Dennis Cole: This was a momentous and emotional occasion for the nation and for Eleazar as they observed from a distance the departure of their first great high priest, the preeminent mediator of the sacral life of the nation in its relationship to Yahweh their God. For Eleazar it was no doubt a moment filled with emotional upheaval, a literal and metaphorical mountaintop experience in being inaugurated as the new high priest; but on the other hand it was a familial nadir, since his honorable father was about to die. The old era was passing; the generation was nearly gone that had witnessed the numerous miracles of God in Egypt, in the Exodus, at the Red Sea, at Mount Sinai, and all along the journey through the wilderness. A new generation of leadership was taking the reins over the nation and under God, and prospects of the new life in the Promised Land were looming ever nearer.

2. (:27-28) Passing of Moses and Transfer of Authority to Eleazar

“So Moses did just as the LORD had commanded, and they went up to Mount Hor in the sight of all the congregation. 28 And after Moses had stripped Aaron of his garments and put them on his son Eleazar, Aaron died there on the mountain top. Then Moses and Eleazar came down from the mountain.”
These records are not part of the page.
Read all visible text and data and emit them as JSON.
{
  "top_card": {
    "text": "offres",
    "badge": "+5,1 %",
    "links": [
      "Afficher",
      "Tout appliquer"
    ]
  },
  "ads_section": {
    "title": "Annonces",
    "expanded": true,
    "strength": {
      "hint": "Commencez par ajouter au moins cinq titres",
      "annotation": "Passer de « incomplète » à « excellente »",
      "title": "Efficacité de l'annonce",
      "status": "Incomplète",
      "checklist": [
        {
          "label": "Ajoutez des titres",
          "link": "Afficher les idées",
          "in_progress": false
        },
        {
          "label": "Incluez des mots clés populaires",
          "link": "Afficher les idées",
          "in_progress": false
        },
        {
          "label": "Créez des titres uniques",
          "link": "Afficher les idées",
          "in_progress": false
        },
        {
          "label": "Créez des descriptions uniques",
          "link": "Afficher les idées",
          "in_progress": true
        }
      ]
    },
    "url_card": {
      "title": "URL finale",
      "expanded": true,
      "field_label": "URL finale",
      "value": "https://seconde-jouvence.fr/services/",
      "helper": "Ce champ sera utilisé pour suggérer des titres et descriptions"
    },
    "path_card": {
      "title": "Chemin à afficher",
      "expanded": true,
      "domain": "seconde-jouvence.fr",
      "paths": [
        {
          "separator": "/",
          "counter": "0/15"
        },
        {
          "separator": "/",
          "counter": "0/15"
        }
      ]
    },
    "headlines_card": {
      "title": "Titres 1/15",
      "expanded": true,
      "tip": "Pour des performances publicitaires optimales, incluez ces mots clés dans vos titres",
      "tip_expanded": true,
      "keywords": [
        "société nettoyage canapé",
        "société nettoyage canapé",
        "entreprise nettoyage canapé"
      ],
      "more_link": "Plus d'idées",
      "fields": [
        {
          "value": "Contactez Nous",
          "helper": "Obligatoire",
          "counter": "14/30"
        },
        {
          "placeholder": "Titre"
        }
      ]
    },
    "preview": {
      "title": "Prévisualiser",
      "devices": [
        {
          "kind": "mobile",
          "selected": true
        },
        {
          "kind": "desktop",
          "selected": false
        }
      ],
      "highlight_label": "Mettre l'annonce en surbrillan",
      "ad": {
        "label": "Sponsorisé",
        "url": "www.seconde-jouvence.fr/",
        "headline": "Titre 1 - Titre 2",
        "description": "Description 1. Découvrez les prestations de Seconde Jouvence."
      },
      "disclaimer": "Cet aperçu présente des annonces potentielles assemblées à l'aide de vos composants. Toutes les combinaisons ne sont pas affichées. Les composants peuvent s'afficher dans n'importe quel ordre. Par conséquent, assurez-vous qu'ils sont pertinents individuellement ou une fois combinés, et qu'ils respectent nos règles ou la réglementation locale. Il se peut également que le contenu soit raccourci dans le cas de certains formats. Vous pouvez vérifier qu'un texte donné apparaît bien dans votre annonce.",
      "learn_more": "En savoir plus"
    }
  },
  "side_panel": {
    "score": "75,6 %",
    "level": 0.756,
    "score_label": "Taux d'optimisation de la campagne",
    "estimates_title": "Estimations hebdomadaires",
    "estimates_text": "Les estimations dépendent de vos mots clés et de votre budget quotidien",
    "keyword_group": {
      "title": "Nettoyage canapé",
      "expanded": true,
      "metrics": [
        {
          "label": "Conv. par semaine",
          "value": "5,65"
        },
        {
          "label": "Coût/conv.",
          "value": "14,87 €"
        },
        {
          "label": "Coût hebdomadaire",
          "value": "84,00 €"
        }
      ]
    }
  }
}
Gordon Wenham: The retirement of Aaron as high priest was a moment of vital significance in the life of Israel which had to be symbolized in the ritual stripping of Aaron’s high-priestly vestments and the investiture of his son, Eleazar. The high priest was the supreme mediator between God and Israel: the dignity of his office was expressed in the magnificence of his vestments. In a real sense the life of the nation was contingent on his carrying out his duties faithfully. Thus the death of a high priest marked the end of an era, and Numbers 35 implies it made atonement for some sins.

Raymond Brown; As Eleazar came down from the mountain, he was dressed in the garments of Israel’s high priest. The waiting community knew that, although they were under different spiritual leadership, the same ideals were guaranteed. God had made provision for the continuance of his people’s spiritual life by announcing that the priests’ responsibilities were to be shouldered by Aaron’s sons. Here was further visible evidence of the dependability of God’s word and his pledge to stay with his people forever. Israel’s circumstances would change and the context of their service vary enormously over the centuries, but obedient people would hand on his truth from one generation to another. The sight of Aaron’s appointed successor was further visible evidence of God’s unchanging provision, sovereign purposes and continuing presence. Only Aaron had left them, not God.

C. (:29) Mourning of the People

“And when all the congregation saw that Aaron had died,

all the house of Israel wept for Aaron thirty days.”

Timothy Ashley: This is the same mourning period as for Moses (Deut. 34:8). The normal time for mourning is seven days (e.g., Gen. 50:10; 1 Chr. 10:12; cf. Job 2:13). The prolongation of mourning shows the importance of the one who has died and the importance of the loss to Israel.

Wiersbe: Victorious Christian service, like the victorious Christian life, is a series of new beginnings. No matter what mistakes we’ve made, it’s always too soon to quit.